Data extracted from a collection
•••
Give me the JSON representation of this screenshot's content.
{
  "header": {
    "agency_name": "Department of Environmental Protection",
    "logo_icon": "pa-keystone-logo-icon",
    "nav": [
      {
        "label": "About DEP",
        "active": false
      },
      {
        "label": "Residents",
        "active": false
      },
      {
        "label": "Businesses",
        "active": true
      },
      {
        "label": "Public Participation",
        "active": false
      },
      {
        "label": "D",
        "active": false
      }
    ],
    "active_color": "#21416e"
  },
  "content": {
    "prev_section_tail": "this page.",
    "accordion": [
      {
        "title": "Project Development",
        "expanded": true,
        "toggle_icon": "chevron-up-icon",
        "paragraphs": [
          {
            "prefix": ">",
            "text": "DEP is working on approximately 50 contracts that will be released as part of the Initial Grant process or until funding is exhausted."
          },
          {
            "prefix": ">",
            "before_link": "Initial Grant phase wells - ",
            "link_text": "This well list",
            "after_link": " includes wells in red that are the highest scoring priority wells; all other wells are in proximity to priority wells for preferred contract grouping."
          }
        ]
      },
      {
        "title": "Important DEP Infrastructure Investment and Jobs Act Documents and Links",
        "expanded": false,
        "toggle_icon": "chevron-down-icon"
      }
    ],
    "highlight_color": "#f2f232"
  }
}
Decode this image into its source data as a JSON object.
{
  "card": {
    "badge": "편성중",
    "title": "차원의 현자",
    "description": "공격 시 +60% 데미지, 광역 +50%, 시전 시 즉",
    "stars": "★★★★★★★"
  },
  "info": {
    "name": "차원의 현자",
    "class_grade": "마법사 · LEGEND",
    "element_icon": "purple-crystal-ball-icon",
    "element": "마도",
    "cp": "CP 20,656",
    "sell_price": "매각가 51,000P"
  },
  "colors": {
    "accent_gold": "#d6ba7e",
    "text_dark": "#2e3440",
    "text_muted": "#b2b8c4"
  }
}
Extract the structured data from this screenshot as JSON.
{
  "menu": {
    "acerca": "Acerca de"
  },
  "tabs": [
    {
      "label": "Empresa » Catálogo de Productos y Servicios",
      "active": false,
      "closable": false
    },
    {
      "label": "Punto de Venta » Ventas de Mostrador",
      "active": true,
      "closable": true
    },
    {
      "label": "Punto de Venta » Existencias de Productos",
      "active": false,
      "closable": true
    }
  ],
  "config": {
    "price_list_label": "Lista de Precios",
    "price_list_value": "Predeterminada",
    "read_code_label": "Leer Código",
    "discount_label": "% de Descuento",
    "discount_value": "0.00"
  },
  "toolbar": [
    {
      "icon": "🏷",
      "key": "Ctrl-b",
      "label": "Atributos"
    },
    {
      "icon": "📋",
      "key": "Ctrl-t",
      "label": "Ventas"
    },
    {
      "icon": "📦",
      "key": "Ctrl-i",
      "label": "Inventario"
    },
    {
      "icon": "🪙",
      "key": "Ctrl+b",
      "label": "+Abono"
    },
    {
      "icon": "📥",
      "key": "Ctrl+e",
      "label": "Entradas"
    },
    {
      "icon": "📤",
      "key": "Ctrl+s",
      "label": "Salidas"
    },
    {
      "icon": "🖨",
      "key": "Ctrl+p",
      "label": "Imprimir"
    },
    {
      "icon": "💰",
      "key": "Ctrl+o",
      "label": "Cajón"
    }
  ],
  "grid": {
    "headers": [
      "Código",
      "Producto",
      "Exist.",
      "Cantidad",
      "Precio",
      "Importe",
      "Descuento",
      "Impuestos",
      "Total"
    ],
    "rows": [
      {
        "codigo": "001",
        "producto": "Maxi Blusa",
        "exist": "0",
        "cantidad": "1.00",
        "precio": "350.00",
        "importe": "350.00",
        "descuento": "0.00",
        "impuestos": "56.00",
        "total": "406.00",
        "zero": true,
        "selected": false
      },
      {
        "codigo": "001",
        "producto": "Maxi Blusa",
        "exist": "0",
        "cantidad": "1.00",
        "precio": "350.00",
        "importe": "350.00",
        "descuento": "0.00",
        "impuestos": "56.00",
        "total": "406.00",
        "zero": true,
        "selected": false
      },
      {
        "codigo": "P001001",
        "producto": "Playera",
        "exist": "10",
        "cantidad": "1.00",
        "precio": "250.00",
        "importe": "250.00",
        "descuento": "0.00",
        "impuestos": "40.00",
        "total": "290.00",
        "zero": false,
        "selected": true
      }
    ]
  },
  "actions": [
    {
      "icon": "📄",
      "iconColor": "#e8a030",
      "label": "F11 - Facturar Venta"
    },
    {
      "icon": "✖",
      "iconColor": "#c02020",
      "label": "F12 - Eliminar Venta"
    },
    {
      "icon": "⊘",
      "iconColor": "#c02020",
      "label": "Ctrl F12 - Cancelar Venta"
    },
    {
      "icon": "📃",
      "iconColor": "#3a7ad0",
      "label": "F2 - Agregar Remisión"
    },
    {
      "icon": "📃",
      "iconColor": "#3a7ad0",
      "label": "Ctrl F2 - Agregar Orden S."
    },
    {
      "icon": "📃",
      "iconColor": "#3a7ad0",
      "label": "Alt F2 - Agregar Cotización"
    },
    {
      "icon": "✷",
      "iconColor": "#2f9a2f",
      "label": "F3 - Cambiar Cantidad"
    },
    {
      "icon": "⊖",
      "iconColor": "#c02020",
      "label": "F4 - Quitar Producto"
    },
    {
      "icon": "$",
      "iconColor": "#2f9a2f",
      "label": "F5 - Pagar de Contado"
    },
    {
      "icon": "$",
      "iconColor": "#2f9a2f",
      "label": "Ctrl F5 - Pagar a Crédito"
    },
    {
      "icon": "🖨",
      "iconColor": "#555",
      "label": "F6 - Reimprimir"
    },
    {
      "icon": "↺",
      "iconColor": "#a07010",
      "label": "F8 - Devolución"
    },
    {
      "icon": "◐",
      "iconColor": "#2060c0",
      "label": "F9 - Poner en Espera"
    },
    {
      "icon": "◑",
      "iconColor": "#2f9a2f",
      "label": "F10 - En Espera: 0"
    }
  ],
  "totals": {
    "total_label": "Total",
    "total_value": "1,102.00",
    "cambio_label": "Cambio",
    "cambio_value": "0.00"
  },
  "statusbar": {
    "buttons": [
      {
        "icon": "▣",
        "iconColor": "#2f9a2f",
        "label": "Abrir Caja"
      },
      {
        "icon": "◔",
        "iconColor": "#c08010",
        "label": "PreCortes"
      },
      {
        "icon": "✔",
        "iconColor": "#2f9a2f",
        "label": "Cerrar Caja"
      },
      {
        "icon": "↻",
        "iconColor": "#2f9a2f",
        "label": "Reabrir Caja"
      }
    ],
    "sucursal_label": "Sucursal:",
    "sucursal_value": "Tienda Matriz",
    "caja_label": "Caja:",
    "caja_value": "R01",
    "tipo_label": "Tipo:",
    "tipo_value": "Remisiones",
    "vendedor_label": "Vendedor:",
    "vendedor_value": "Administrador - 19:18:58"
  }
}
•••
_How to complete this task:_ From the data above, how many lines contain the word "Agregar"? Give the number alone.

_Reply to the exercise:_ 3